The latest session of the UK Parliament Foreign Affairs Committee Inquiry into UK policy with Saudi Arabia and Bahrain has focused mainly on trade. Giving evidence was Sir David Wootton, Lord Mayor of the City of London (2011-2012) who led a recent business delegation to Bahrain and David Lloyd OBE, a senior consultant at the Middle East Association.
The background of both speakers is firmly in the business sector and therefore much of the discussion focused around how well the UK was performing with regards to promoting trade in the GCC. It should be noted that part of the inquiries remit was to look at bilateral trade relations and there was a general agreement between the two individuals that UK business could be making more of the potential for trade in the Gulf.
A few interesting areas did however crop up, with an admission from Sir David Wootton that the unrest over the past 2 years has had a negative impact on investment. He said that the protests had brought investment to Bahrain “to a stop”, although existing businesses had continued to operate.
Another eye-opening moment included a discussion on why the UK seems to host a number of “conflict-resolving” events for Gulf businesses. Sir David Wootton diplomatically explained that the UK legal system is more reliable than elsewhere, particularly in the Gulf, and therefore many businesses like to use the British system to resolve conflicts.
Perhaps the most interesting area of the session was when Ann Clwyd MP pressed the two on the human rights records in Saudi Arabia and the Gulf more generally. She accused David Lloyd OBE of “glossing over the terrible human rights record of Saudi Arabia”, citing numerous examples of violations in that country.
Llloyd defended himself, saying he had not glossed over anything and admitted there are indeed grave human rights abuses, but at the same time he felt that improvements were being made. He noted disappointment with Prince Alwaleed Bin Talal Al Saud, for justifying the recent execution of a Sri-Lankan maid in Saudi Arabia.
Ann Clwyd MP then asked Sir David Wootton if he had visited any human rights activists, prisoners or opposition figures during his trip to Bahrain, with him replying that he had not. He did however add that he felt that any individuals from the UK in contact with Bahrain, whether political or trade, should encourage Bahrain onto what he called “the right direction of travel”.
Much of the discussions in the first two sessions have centred around what capabilities the UK has to influence Bahrain and whether criticising them politically will damage trade. With that in mind Sir John Stanley MP asked whether the two could cite an example in which the UK speaking out against human rights abuses had resulted in the loss of trade?
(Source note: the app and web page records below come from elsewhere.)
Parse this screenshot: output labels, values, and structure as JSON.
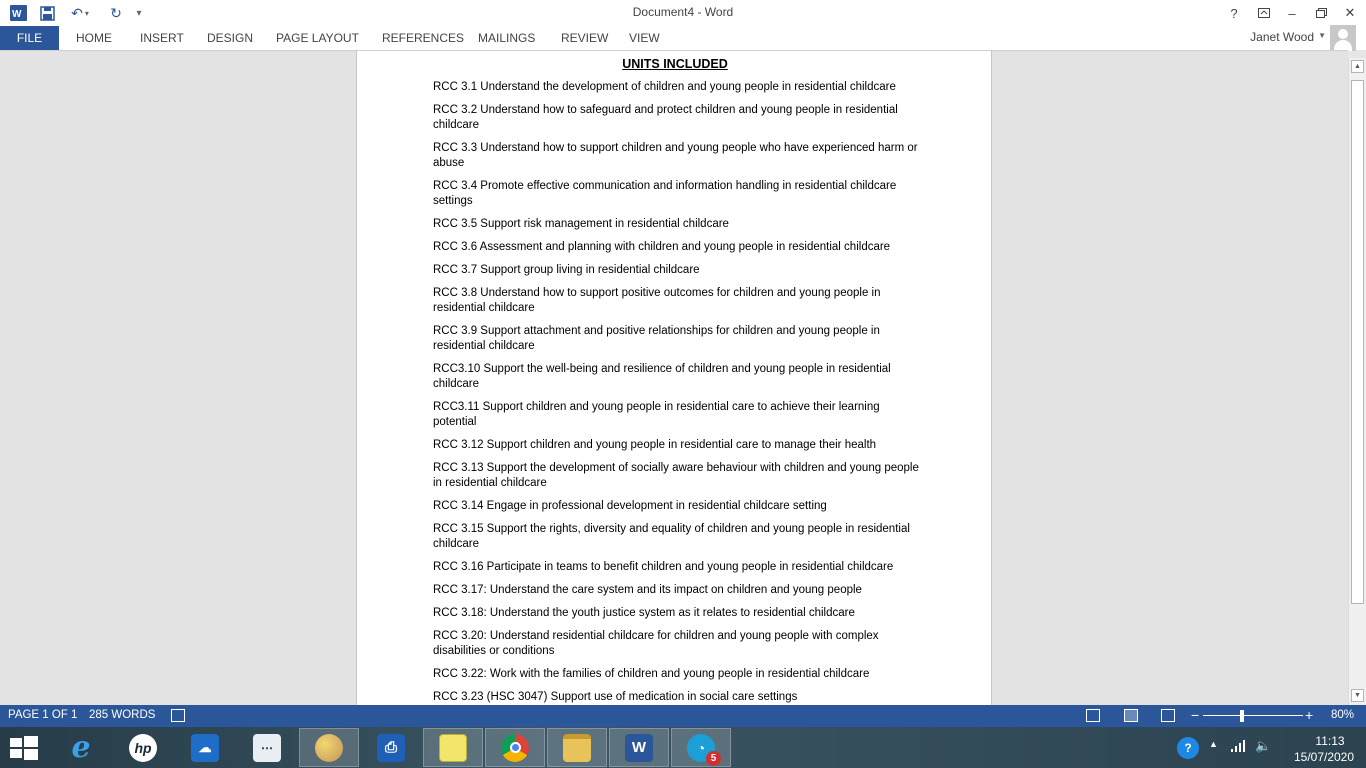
{
  "titlebar": {
    "title": "Document4 - Word"
  },
  "ribbon": {
    "file": "FILE",
    "tabs": [
      "HOME",
      "INSERT",
      "DESIGN",
      "PAGE LAYOUT",
      "REFERENCES",
      "MAILINGS",
      "REVIEW",
      "VIEW"
    ],
    "user": "Janet Wood"
  },
  "document": {
    "heading": "UNITS INCLUDED",
    "units": [
      "RCC 3.1 Understand the development of children and young people in residential childcare",
      "RCC 3.2 Understand how to safeguard and protect children and young people in residential childcare",
      "RCC 3.3 Understand how to support children and young people who have experienced harm or abuse",
      " RCC 3.4 Promote effective communication and information handling in residential childcare settings",
      "RCC 3.5 Support risk management in residential childcare",
      " RCC 3.6 Assessment and planning with children and young people in residential childcare",
      "RCC 3.7 Support group living in residential childcare",
      "RCC 3.8 Understand how to support positive outcomes for children and young people in residential childcare",
      "RCC 3.9 Support attachment and positive relationships for children and young people in residential childcare",
      "RCC3.10 Support the well-being and resilience of children and young people in residential childcare",
      "RCC3.11 Support children and young people in residential care to achieve their learning potential",
      "RCC 3.12 Support children and young people in residential care to manage their health",
      "RCC 3.13 Support the development of socially aware behaviour with children and young people in residential childcare",
      "RCC 3.14 Engage in professional development in residential childcare setting",
      "RCC 3.15 Support the rights, diversity and equality of children and young people in residential childcare",
      "RCC 3.16 Participate in teams to benefit children and young people in residential childcare",
      "RCC 3.17: Understand the care system and its impact on children and young people",
      "RCC 3.18: Understand the youth justice system as it relates to residential childcare",
      "RCC 3.20: Understand residential childcare for children and young people with complex disabilities or conditions",
      "RCC 3.22: Work with the families of children and young people in residential childcare",
      "RCC 3.23 (HSC 3047) Support use of medication in social care settings"
    ]
  },
  "statusbar": {
    "page": "PAGE 1 OF 1",
    "words": "285 WORDS",
    "zoom": "80%",
    "zoom_level": 80
  },
  "taskbar": {
    "apps": [
      "internet-explorer",
      "hp",
      "onedrive",
      "network-tool",
      "paint",
      "scanner",
      "sticky-notes",
      "chrome",
      "file-explorer",
      "word",
      "satellite-app"
    ],
    "badge": "5",
    "time": "11:13",
    "date": "15/07/2020"
  }
}
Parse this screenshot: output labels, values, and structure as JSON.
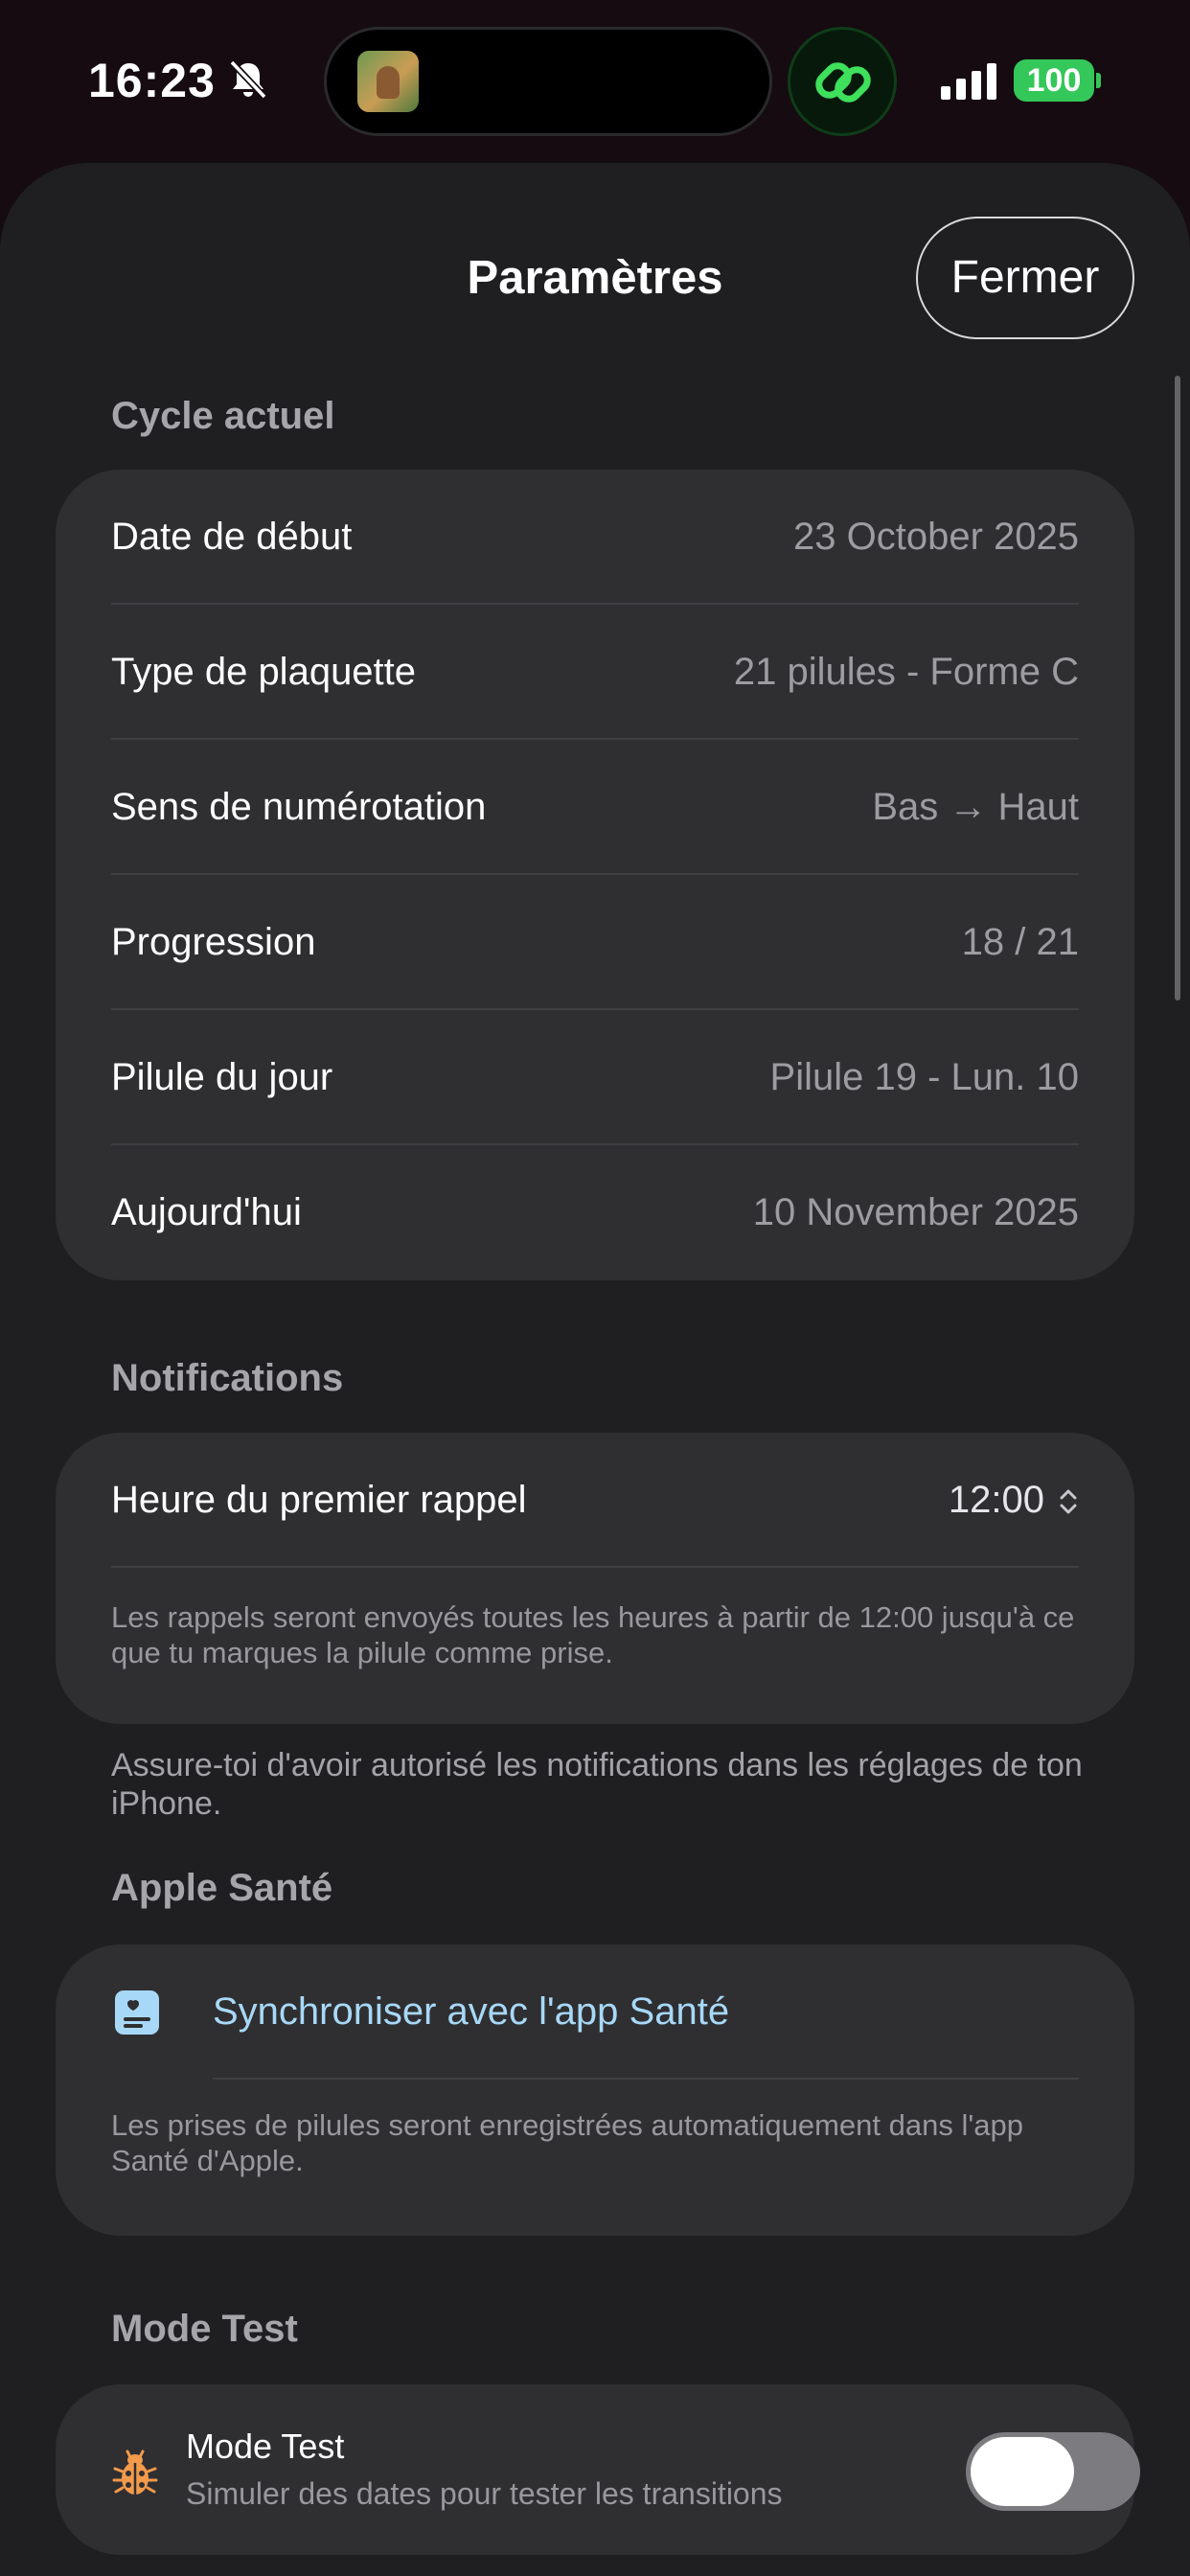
{
  "status_bar": {
    "time": "16:23",
    "battery": "100",
    "icons": [
      "bell-slash-icon",
      "now-playing-artwork",
      "link-icon",
      "cellular-signal-icon",
      "battery-icon"
    ]
  },
  "sheet": {
    "title": "Paramètres",
    "close_label": "Fermer"
  },
  "cycle": {
    "header": "Cycle actuel",
    "rows": [
      {
        "label": "Date de début",
        "value": "23 October 2025"
      },
      {
        "label": "Type de plaquette",
        "value": "21 pilules - Forme C"
      },
      {
        "label": "Sens de numérotation",
        "value": "Bas → Haut"
      },
      {
        "label": "Progression",
        "value": "18 / 21"
      },
      {
        "label": "Pilule du jour",
        "value": "Pilule 19 - Lun. 10"
      },
      {
        "label": "Aujourd'hui",
        "value": "10 November 2025"
      }
    ]
  },
  "notifications": {
    "header": "Notifications",
    "reminder_label": "Heure du premier rappel",
    "reminder_time": "12:00",
    "card_note": "Les rappels seront envoyés toutes les heures à partir de 12:00 jusqu'à ce que tu marques la pilule comme prise.",
    "footer_note": "Assure-toi d'avoir autorisé les notifications dans les réglages de ton iPhone."
  },
  "health": {
    "header": "Apple Santé",
    "sync_label": "Synchroniser avec l'app Santé",
    "note": "Les prises de pilules seront enregistrées automatiquement dans l'app Santé d'Apple."
  },
  "test_mode": {
    "header": "Mode Test",
    "title": "Mode Test",
    "subtitle": "Simuler des dates pour tester les transitions",
    "enabled": false
  },
  "colors": {
    "background": "#1f1f21",
    "card": "#2f2f31",
    "accent_link": "#a8d8f8",
    "battery_green": "#34c759",
    "bug_orange": "#f39a4b"
  }
}
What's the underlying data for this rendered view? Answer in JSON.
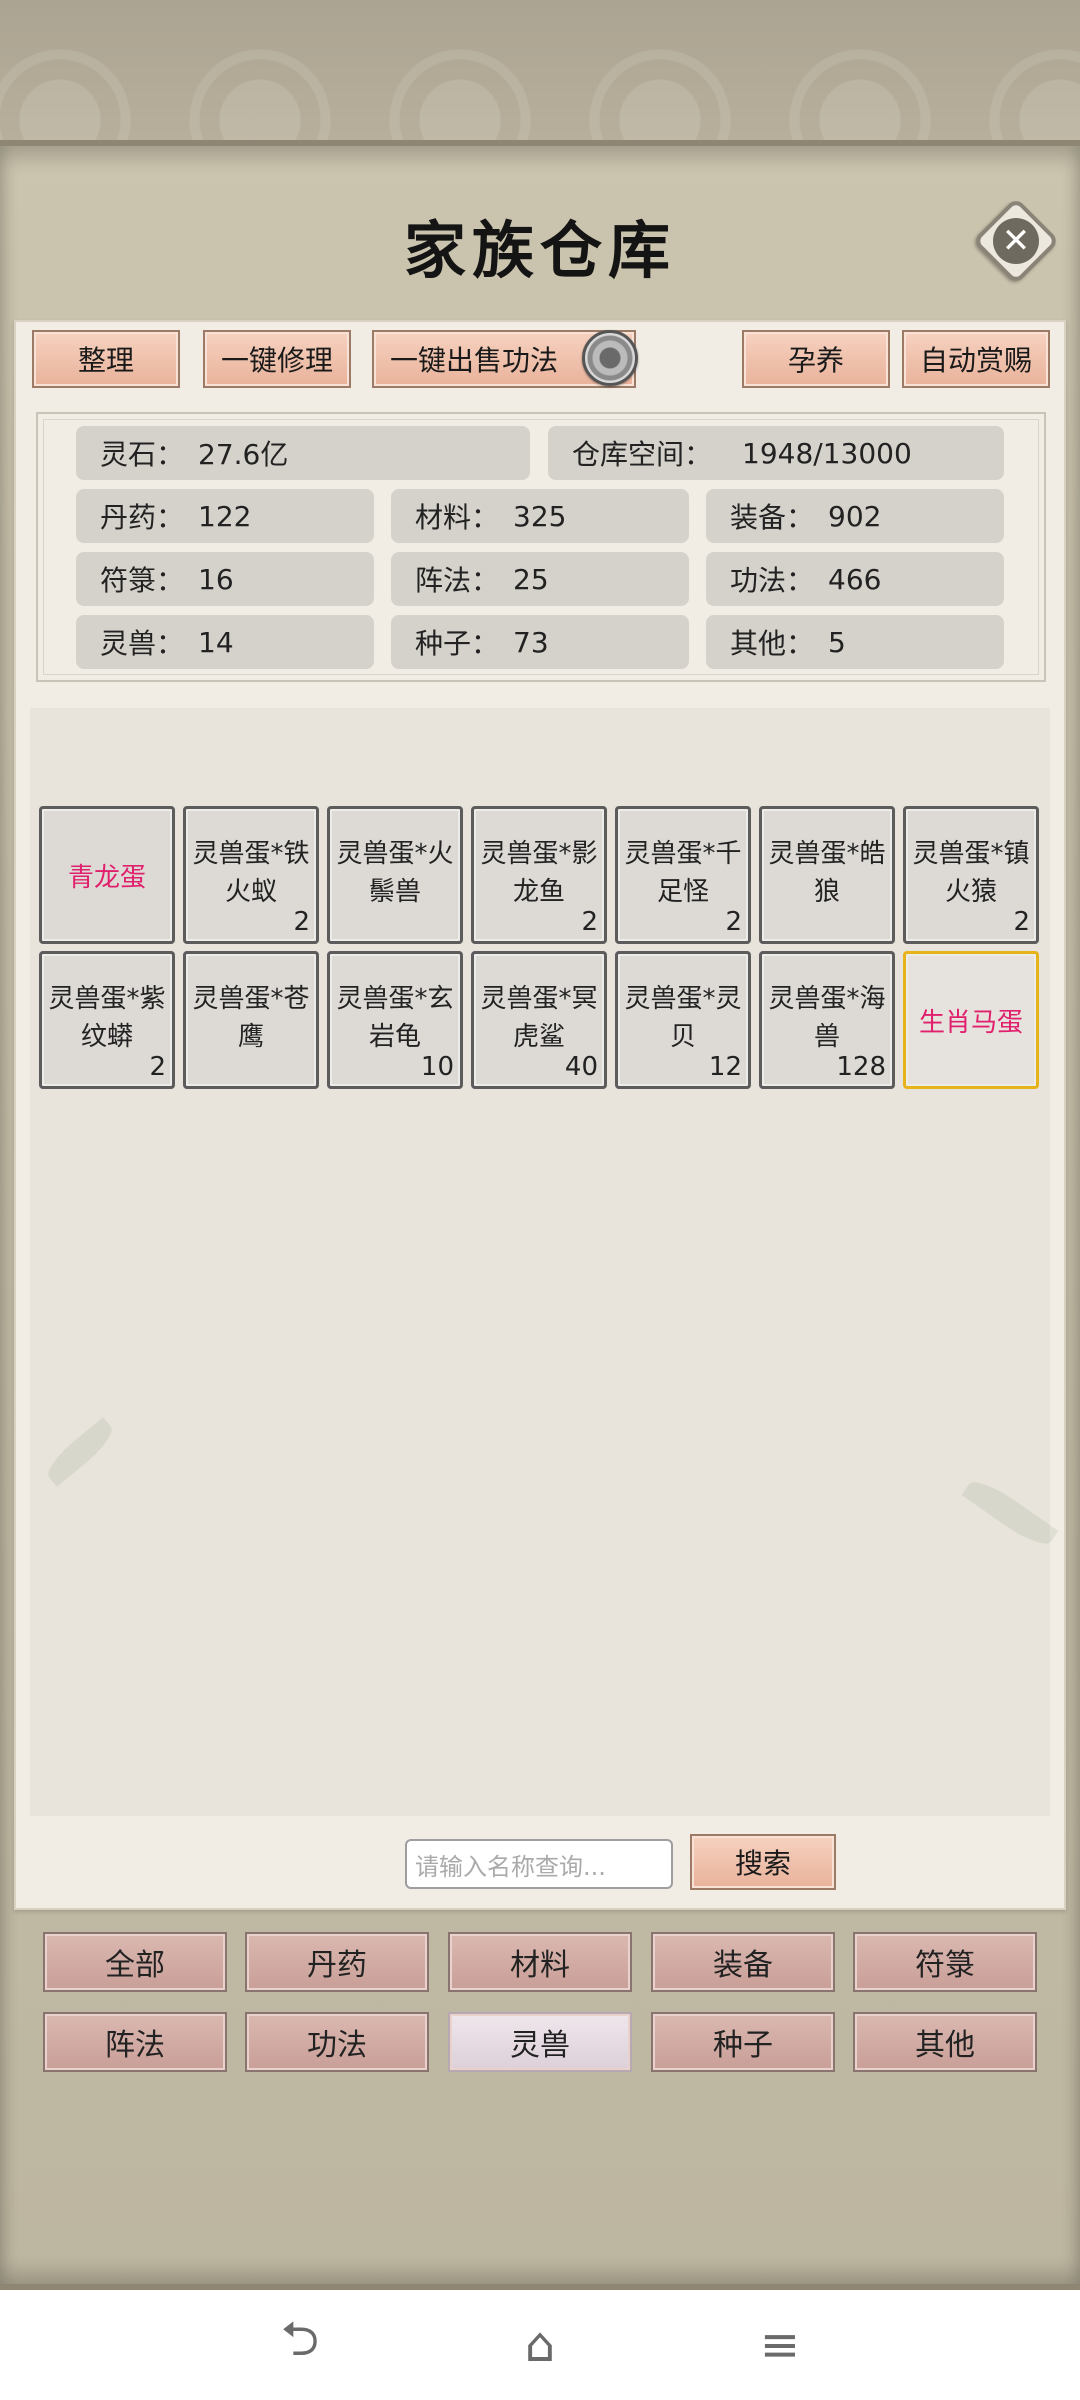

Both answered that they couldn’t, raising the idea that it is possible for the UK to balance trade interests with human rights concerns.
However, this particular hearing was very much focused on trade and therefore there was little revealing discussion about ethical interests. Many will hope that the coming sessions will begin to unravel this particular aspect of UK policy in the Gulf.